Since the launch of this project, we have been fortunate to be featured on the KQED Mind/Shift blog along with a couple of local media outlets.  I know that this wouldn’t have been possible without the Pepperdine community that has brought Tracy and me together.  I look forward to working with everyone on the iRemix team to gain more knowledge.

For more information, please contact Kip Glazer at

Class Blog

One of the toughest things about being a technical person is learning the limitation of it. More importantly, reconciling with my own limitations about the technology. Unfortunately, I just experienced it in a big way. I was converting my website and began reorganizing my website. In the course of it, I accidentally deleted my class blog in its entirety with one simple click.

In some sense, I suppose it’s not a big deal because I hardly noticed that anyone was reading it. However, it is devastating to realize I lost so much. I lost pictures that I posted. I lost words that I wrote. I can imagine how Mat Honan felt when he wrote, “How Apple and Amazon Security Flaws Lead to My Epic Hacking,” except that I have no one but myself to blame.

I hope it never happens to me again.

Maintaining a Blog

I recently attended the 2013 Digital Media and Learning Conference. During an evening poster session, I was asked by a couple of people whether I blog about my research. I was both a bit shocked and ashamed by their questions.

As a teacher, I preach to my students about managing their online presence and electronic portfolio. However, I have never considered myself to be a “professional” who could have a following online. I also never thought that my project was worthy enough for people to be interested in reading about. Mostly, I am hesitant about my writing becoming available to the millions of people, exposing me to their criticism.

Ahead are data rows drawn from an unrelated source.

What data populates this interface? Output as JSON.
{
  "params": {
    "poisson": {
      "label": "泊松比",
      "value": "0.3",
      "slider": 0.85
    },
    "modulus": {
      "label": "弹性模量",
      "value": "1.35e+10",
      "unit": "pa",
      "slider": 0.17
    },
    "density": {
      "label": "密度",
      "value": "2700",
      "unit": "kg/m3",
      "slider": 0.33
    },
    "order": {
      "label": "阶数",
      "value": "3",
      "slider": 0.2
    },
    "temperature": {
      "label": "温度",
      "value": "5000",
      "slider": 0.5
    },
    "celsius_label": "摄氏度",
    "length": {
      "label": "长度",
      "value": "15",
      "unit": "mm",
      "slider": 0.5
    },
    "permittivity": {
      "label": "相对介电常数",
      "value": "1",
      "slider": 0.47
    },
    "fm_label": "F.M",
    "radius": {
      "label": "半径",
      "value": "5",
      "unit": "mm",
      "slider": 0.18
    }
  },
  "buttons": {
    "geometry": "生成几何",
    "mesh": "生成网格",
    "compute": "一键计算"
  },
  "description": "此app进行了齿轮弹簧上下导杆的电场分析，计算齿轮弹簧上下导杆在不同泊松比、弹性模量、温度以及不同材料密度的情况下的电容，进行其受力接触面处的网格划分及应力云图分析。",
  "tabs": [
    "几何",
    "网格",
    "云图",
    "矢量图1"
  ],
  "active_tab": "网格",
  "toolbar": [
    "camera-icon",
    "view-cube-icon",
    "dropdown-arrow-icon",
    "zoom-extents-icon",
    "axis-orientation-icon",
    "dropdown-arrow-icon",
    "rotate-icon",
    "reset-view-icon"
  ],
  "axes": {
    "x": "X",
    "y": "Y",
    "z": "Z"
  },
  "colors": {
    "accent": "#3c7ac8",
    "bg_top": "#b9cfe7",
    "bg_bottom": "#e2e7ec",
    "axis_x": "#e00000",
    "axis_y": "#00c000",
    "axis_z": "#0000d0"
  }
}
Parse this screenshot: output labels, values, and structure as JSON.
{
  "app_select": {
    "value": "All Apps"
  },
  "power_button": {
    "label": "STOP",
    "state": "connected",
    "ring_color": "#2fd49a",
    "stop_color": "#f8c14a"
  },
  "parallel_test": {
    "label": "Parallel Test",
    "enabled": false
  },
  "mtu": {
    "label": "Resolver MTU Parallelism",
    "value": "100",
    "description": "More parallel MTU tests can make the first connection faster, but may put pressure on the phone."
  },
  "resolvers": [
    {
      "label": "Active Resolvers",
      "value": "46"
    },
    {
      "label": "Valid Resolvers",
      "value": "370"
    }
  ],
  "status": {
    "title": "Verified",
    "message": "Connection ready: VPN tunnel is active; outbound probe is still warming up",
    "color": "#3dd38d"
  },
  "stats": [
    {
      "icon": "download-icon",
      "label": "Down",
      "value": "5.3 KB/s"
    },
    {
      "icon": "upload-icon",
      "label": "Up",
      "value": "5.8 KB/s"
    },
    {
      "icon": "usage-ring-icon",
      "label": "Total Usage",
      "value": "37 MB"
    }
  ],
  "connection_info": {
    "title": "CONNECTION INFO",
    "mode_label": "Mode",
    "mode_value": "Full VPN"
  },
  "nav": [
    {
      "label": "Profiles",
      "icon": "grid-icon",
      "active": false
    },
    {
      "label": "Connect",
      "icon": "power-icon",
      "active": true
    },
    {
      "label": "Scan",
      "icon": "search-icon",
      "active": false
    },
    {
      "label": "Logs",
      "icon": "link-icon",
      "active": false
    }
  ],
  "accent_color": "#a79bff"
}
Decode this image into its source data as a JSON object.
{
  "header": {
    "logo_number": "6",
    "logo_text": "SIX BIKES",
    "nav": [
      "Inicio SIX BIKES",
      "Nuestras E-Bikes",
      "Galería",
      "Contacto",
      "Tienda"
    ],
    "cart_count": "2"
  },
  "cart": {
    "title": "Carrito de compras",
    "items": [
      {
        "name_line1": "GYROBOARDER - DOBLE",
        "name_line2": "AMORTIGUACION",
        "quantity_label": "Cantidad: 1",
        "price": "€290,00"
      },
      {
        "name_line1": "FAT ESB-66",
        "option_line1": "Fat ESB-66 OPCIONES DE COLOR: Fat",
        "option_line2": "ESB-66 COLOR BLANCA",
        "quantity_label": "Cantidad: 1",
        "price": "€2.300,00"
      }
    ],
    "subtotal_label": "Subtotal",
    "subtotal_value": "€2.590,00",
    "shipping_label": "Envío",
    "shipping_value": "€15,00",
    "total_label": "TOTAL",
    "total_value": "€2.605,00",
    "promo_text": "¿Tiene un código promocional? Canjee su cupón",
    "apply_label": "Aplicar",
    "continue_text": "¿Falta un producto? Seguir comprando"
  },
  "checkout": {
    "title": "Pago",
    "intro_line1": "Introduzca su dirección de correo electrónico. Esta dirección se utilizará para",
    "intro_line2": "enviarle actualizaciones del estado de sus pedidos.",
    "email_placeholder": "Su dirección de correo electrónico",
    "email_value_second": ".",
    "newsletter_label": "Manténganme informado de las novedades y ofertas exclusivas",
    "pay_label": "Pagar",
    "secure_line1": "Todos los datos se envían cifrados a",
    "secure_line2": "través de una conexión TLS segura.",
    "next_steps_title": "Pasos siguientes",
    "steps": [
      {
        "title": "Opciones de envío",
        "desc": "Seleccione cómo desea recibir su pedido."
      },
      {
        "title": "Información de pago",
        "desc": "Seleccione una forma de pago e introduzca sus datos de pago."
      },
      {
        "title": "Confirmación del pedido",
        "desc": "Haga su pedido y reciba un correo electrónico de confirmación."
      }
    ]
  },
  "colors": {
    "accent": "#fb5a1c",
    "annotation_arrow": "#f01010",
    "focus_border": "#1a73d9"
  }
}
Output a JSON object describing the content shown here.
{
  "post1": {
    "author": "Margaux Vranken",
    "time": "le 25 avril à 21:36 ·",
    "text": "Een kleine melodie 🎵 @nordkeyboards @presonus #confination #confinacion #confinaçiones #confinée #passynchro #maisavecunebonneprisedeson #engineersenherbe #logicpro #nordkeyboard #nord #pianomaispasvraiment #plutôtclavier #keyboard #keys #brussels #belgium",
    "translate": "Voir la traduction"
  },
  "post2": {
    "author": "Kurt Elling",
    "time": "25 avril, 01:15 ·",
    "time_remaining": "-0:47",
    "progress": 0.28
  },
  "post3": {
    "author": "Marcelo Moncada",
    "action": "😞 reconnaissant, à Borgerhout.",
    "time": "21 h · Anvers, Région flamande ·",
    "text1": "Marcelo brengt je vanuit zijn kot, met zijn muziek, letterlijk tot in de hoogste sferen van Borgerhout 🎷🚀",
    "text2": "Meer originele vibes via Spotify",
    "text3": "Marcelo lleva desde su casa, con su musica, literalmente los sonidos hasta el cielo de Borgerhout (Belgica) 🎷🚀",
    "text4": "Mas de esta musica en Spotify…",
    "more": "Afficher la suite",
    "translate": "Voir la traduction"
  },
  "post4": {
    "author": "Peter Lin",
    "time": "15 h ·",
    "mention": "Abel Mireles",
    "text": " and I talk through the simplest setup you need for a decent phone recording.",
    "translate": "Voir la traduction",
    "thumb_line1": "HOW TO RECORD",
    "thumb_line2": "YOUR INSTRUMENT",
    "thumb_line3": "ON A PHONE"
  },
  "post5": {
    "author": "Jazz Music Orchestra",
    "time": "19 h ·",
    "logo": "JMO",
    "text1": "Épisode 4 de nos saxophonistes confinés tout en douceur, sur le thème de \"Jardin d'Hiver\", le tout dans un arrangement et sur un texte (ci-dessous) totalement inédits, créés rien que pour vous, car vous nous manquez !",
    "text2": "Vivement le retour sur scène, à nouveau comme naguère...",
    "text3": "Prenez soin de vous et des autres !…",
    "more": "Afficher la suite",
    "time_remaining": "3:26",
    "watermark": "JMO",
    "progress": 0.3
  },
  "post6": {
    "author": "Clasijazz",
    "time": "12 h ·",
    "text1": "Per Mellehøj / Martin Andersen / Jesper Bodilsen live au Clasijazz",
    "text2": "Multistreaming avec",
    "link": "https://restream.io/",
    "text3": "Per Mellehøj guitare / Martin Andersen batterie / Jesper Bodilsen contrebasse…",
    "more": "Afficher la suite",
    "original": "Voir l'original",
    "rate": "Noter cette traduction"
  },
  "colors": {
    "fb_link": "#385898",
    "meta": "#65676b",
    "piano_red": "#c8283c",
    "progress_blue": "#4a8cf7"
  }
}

But I have decided to make the change. I am going to write about what I am passionate about from now on. No more excuses. If I want people to take me seriously, I need to take risks, which is the lesson I teach to my students everyday.